Exercise prompt: Using the listing below, copy every line that mentions "Meeting".

Data supplied Block Start

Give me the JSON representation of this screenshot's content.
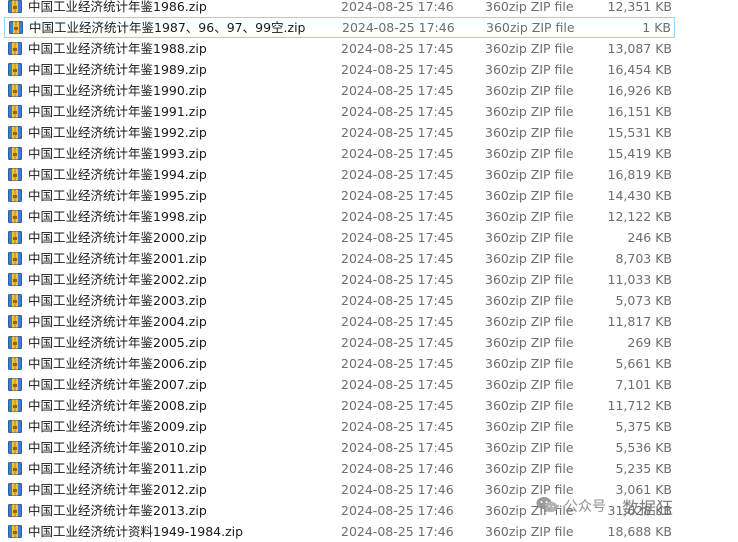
{
  "files": [
    {
      "name": "中国工业经济统计年鉴1986.zip",
      "date": "2024-08-25 17:46",
      "type": "360zip ZIP file",
      "size": "12,351 KB",
      "selected": false
    },
    {
      "name": "中国工业经济统计年鉴1987、96、97、99空.zip",
      "date": "2024-08-25 17:46",
      "type": "360zip ZIP file",
      "size": "1 KB",
      "selected": true
    },
    {
      "name": "中国工业经济统计年鉴1988.zip",
      "date": "2024-08-25 17:45",
      "type": "360zip ZIP file",
      "size": "13,087 KB",
      "selected": false
    },
    {
      "name": "中国工业经济统计年鉴1989.zip",
      "date": "2024-08-25 17:45",
      "type": "360zip ZIP file",
      "size": "16,454 KB",
      "selected": false
    },
    {
      "name": "中国工业经济统计年鉴1990.zip",
      "date": "2024-08-25 17:45",
      "type": "360zip ZIP file",
      "size": "16,926 KB",
      "selected": false
    },
    {
      "name": "中国工业经济统计年鉴1991.zip",
      "date": "2024-08-25 17:45",
      "type": "360zip ZIP file",
      "size": "16,151 KB",
      "selected": false
    },
    {
      "name": "中国工业经济统计年鉴1992.zip",
      "date": "2024-08-25 17:45",
      "type": "360zip ZIP file",
      "size": "15,531 KB",
      "selected": false
    },
    {
      "name": "中国工业经济统计年鉴1993.zip",
      "date": "2024-08-25 17:45",
      "type": "360zip ZIP file",
      "size": "15,419 KB",
      "selected": false
    },
    {
      "name": "中国工业经济统计年鉴1994.zip",
      "date": "2024-08-25 17:45",
      "type": "360zip ZIP file",
      "size": "16,819 KB",
      "selected": false
    },
    {
      "name": "中国工业经济统计年鉴1995.zip",
      "date": "2024-08-25 17:45",
      "type": "360zip ZIP file",
      "size": "14,430 KB",
      "selected": false
    },
    {
      "name": "中国工业经济统计年鉴1998.zip",
      "date": "2024-08-25 17:45",
      "type": "360zip ZIP file",
      "size": "12,122 KB",
      "selected": false
    },
    {
      "name": "中国工业经济统计年鉴2000.zip",
      "date": "2024-08-25 17:45",
      "type": "360zip ZIP file",
      "size": "246 KB",
      "selected": false
    },
    {
      "name": "中国工业经济统计年鉴2001.zip",
      "date": "2024-08-25 17:45",
      "type": "360zip ZIP file",
      "size": "8,703 KB",
      "selected": false
    },
    {
      "name": "中国工业经济统计年鉴2002.zip",
      "date": "2024-08-25 17:45",
      "type": "360zip ZIP file",
      "size": "11,033 KB",
      "selected": false
    },
    {
      "name": "中国工业经济统计年鉴2003.zip",
      "date": "2024-08-25 17:45",
      "type": "360zip ZIP file",
      "size": "5,073 KB",
      "selected": false
    },
    {
      "name": "中国工业经济统计年鉴2004.zip",
      "date": "2024-08-25 17:45",
      "type": "360zip ZIP file",
      "size": "11,817 KB",
      "selected": false
    },
    {
      "name": "中国工业经济统计年鉴2005.zip",
      "date": "2024-08-25 17:45",
      "type": "360zip ZIP file",
      "size": "269 KB",
      "selected": false
    },
    {
      "name": "中国工业经济统计年鉴2006.zip",
      "date": "2024-08-25 17:45",
      "type": "360zip ZIP file",
      "size": "5,661 KB",
      "selected": false
    },
    {
      "name": "中国工业经济统计年鉴2007.zip",
      "date": "2024-08-25 17:45",
      "type": "360zip ZIP file",
      "size": "7,101 KB",
      "selected": false
    },
    {
      "name": "中国工业经济统计年鉴2008.zip",
      "date": "2024-08-25 17:45",
      "type": "360zip ZIP file",
      "size": "11,712 KB",
      "selected": false
    },
    {
      "name": "中国工业经济统计年鉴2009.zip",
      "date": "2024-08-25 17:45",
      "type": "360zip ZIP file",
      "size": "5,375 KB",
      "selected": false
    },
    {
      "name": "中国工业经济统计年鉴2010.zip",
      "date": "2024-08-25 17:45",
      "type": "360zip ZIP file",
      "size": "5,536 KB",
      "selected": false
    },
    {
      "name": "中国工业经济统计年鉴2011.zip",
      "date": "2024-08-25 17:46",
      "type": "360zip ZIP file",
      "size": "5,235 KB",
      "selected": false
    },
    {
      "name": "中国工业经济统计年鉴2012.zip",
      "date": "2024-08-25 17:46",
      "type": "360zip ZIP file",
      "size": "3,061 KB",
      "selected": false
    },
    {
      "name": "中国工业经济统计年鉴2013.zip",
      "date": "2024-08-25 17:46",
      "type": "360zip ZIP file",
      "size": "31,628 KB",
      "selected": false
    },
    {
      "name": "中国工业经济统计资料1949-1984.zip",
      "date": "2024-08-25 17:46",
      "type": "360zip ZIP file",
      "size": "18,688 KB",
      "selected": false
    }
  ],
  "watermark": {
    "text_a": "公众号",
    "text_b": "数据狂"
  },
  "icon": "zip-archive-icon",
  "colors": {
    "selection_border": "#99d1ff",
    "meta_text": "#6d6d6d"
  }
}
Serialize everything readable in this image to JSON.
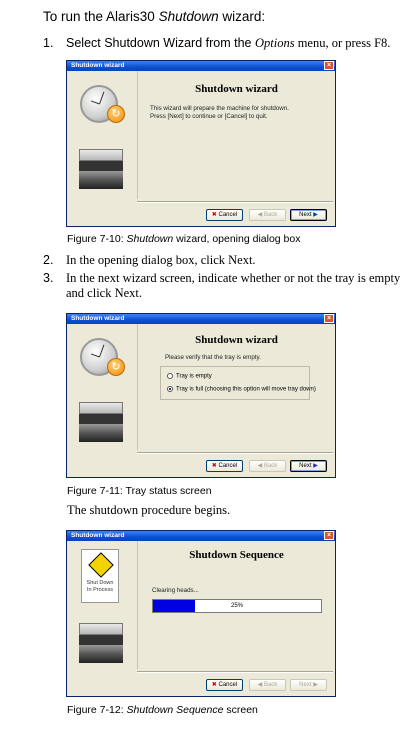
{
  "intro": {
    "prefix": "To run the Alaris30 ",
    "emph": "Shutdown",
    "suffix": " wizard:"
  },
  "steps": [
    {
      "num": "1.",
      "text_a": "Select Shutdown Wizard from the ",
      "text_em": "Options",
      "text_b": " menu, or press F8."
    },
    {
      "num": "2.",
      "text": "In the opening dialog box, click Next."
    },
    {
      "num": "3.",
      "line1": "In the next wizard screen, indicate whether or not the tray is empty",
      "line2": "and click Next."
    }
  ],
  "paragraph": "The shutdown procedure begins.",
  "buttons": {
    "cancel": "Cancel",
    "back": "Back",
    "next": "Next"
  },
  "figures": [
    {
      "window_title": "Shutdown wizard",
      "heading": "Shutdown wizard",
      "body_line1": "This wizard will prepare the machine for shutdown.",
      "body_line2": "Press [Next] to continue or [Cancel] to quit.",
      "caption_prefix": "Figure 7-10: ",
      "caption_em": "Shutdown",
      "caption_suffix": " wizard, opening dialog box"
    },
    {
      "window_title": "Shutdown wizard",
      "heading": "Shutdown wizard",
      "prompt": "Please verify that the tray is empty.",
      "option_empty": "Tray is empty",
      "option_full": "Tray is full (choosing this option will move tray down)",
      "selected": "full",
      "caption": "Figure 7-11: Tray status screen"
    },
    {
      "window_title": "Shutdown wizard",
      "heading": "Shutdown Sequence",
      "doc_label_line1": "Shut Down",
      "doc_label_line2": "In Process",
      "status": "Clearing heads...",
      "progress_percent": 25,
      "progress_label": "25%",
      "caption_prefix": "Figure 7-12: ",
      "caption_em": "Shutdown Sequence",
      "caption_suffix": " screen"
    }
  ],
  "colors": {
    "titlebar": "#0a4fd4",
    "dialog_bg": "#ece9d8",
    "progress_fill": "#0000e0",
    "close_button": "#d9532b"
  },
  "icons": [
    "clock-icon",
    "refresh-icon",
    "printer-icon",
    "warning-icon",
    "close-icon",
    "cancel-icon",
    "back-arrow-icon",
    "next-arrow-icon"
  ]
}
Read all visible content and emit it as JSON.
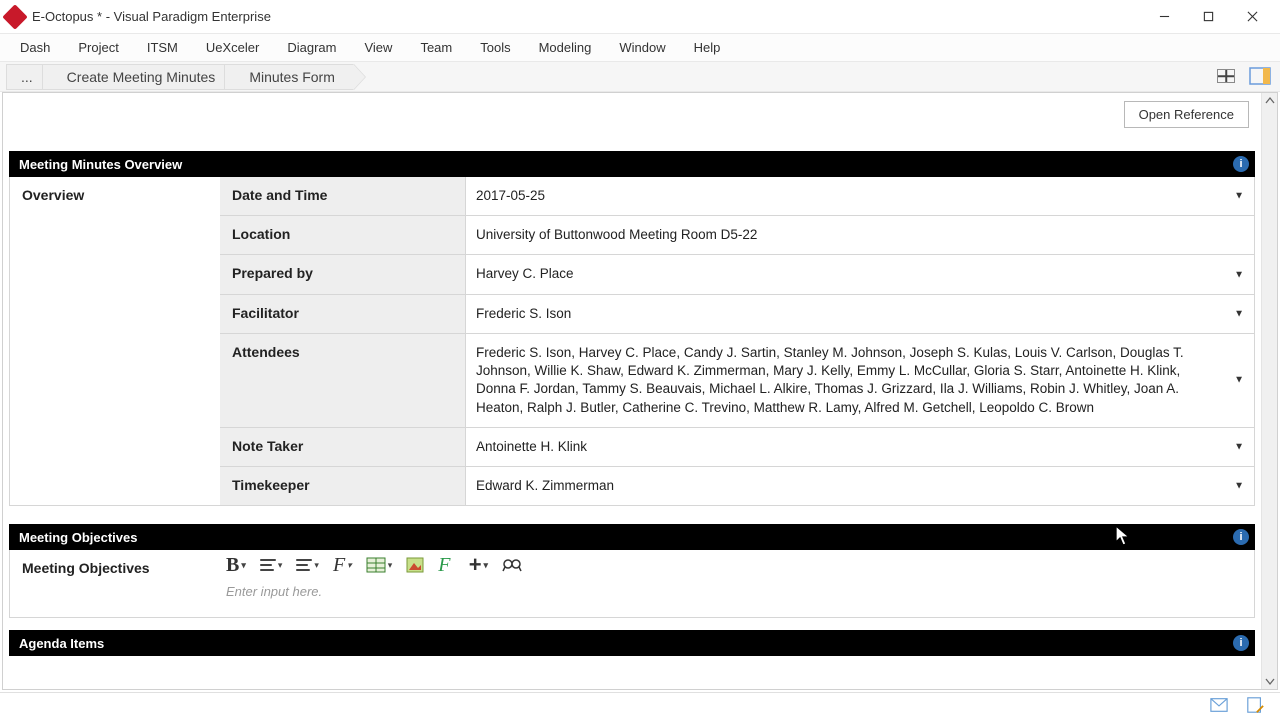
{
  "window": {
    "title": "E-Octopus * - Visual Paradigm Enterprise"
  },
  "menu": {
    "items": [
      "Dash",
      "Project",
      "ITSM",
      "UeXceler",
      "Diagram",
      "View",
      "Team",
      "Tools",
      "Modeling",
      "Window",
      "Help"
    ]
  },
  "breadcrumb": {
    "items": [
      "...",
      "Create Meeting Minutes",
      "Minutes Form"
    ]
  },
  "buttons": {
    "open_reference": "Open Reference"
  },
  "sections": {
    "overview": {
      "header": "Meeting Minutes Overview",
      "side_label": "Overview",
      "rows": {
        "date_label": "Date and Time",
        "date_value": "2017-05-25",
        "location_label": "Location",
        "location_value": "University of Buttonwood Meeting Room D5-22",
        "prepared_label": "Prepared by",
        "prepared_value": "Harvey C. Place",
        "facilitator_label": "Facilitator",
        "facilitator_value": "Frederic S. Ison",
        "attendees_label": "Attendees",
        "attendees_value": "Frederic S. Ison, Harvey C. Place, Candy J. Sartin, Stanley M. Johnson, Joseph S. Kulas, Louis V. Carlson, Douglas T. Johnson, Willie K. Shaw, Edward K. Zimmerman, Mary J. Kelly, Emmy L. McCullar, Gloria S. Starr, Antoinette H. Klink, Donna F. Jordan, Tammy S. Beauvais, Michael L. Alkire, Thomas J. Grizzard, Ila J. Williams, Robin J. Whitley, Joan A. Heaton, Ralph J. Butler, Catherine C. Trevino, Matthew R. Lamy, Alfred M. Getchell, Leopoldo C. Brown",
        "notetaker_label": "Note Taker",
        "notetaker_value": "Antoinette H. Klink",
        "timekeeper_label": "Timekeeper",
        "timekeeper_value": "Edward K. Zimmerman"
      }
    },
    "objectives": {
      "header": "Meeting Objectives",
      "side_label": "Meeting Objectives",
      "placeholder": "Enter input here."
    },
    "agenda": {
      "header": "Agenda Items"
    }
  }
}
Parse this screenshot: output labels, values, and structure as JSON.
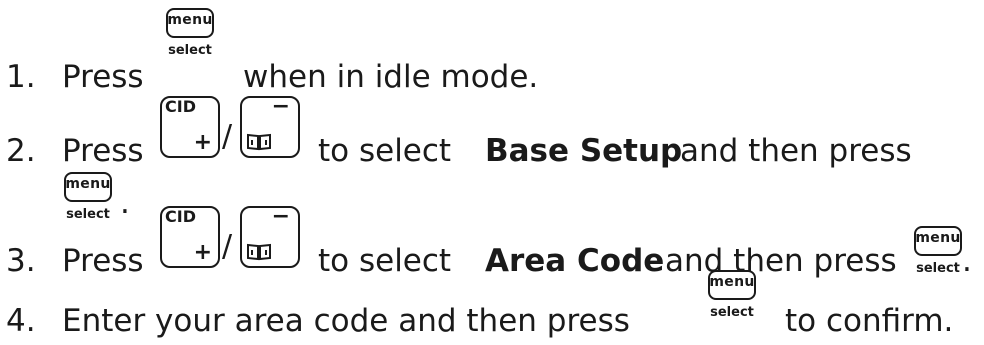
{
  "steps": [
    {
      "number": "1.",
      "parts": {
        "press": "Press",
        "rest": "when in idle mode."
      }
    },
    {
      "number": "2.",
      "parts": {
        "press": "Press",
        "mid": "to select",
        "bold": "Base Setup",
        "rest": "and then press",
        "end": "."
      }
    },
    {
      "number": "3.",
      "parts": {
        "press": "Press",
        "mid": "to select",
        "bold": "Area Code",
        "rest": "and then press",
        "end": "."
      }
    },
    {
      "number": "4.",
      "parts": {
        "text": "Enter your area code and then press",
        "rest": "to confirm."
      }
    }
  ],
  "keys": {
    "menu_select": {
      "top": "menu",
      "bottom": "select",
      "icon": "menu-select-key-icon"
    },
    "nav_up": {
      "label": "CID",
      "symbol": "+",
      "icon": "cid-up-key-icon"
    },
    "nav_down": {
      "symbol": "−",
      "icon": "phonebook-down-key-icon"
    },
    "separator": "/"
  }
}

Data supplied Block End

Answer below:
      "Create Meeting Minutes",
      "header": "Meeting Minutes Overview",
        "location_value": "University of Buttonwood Meeting Room D5-22",
      "header": "Meeting Objectives",
      "side_label": "Meeting Objectives",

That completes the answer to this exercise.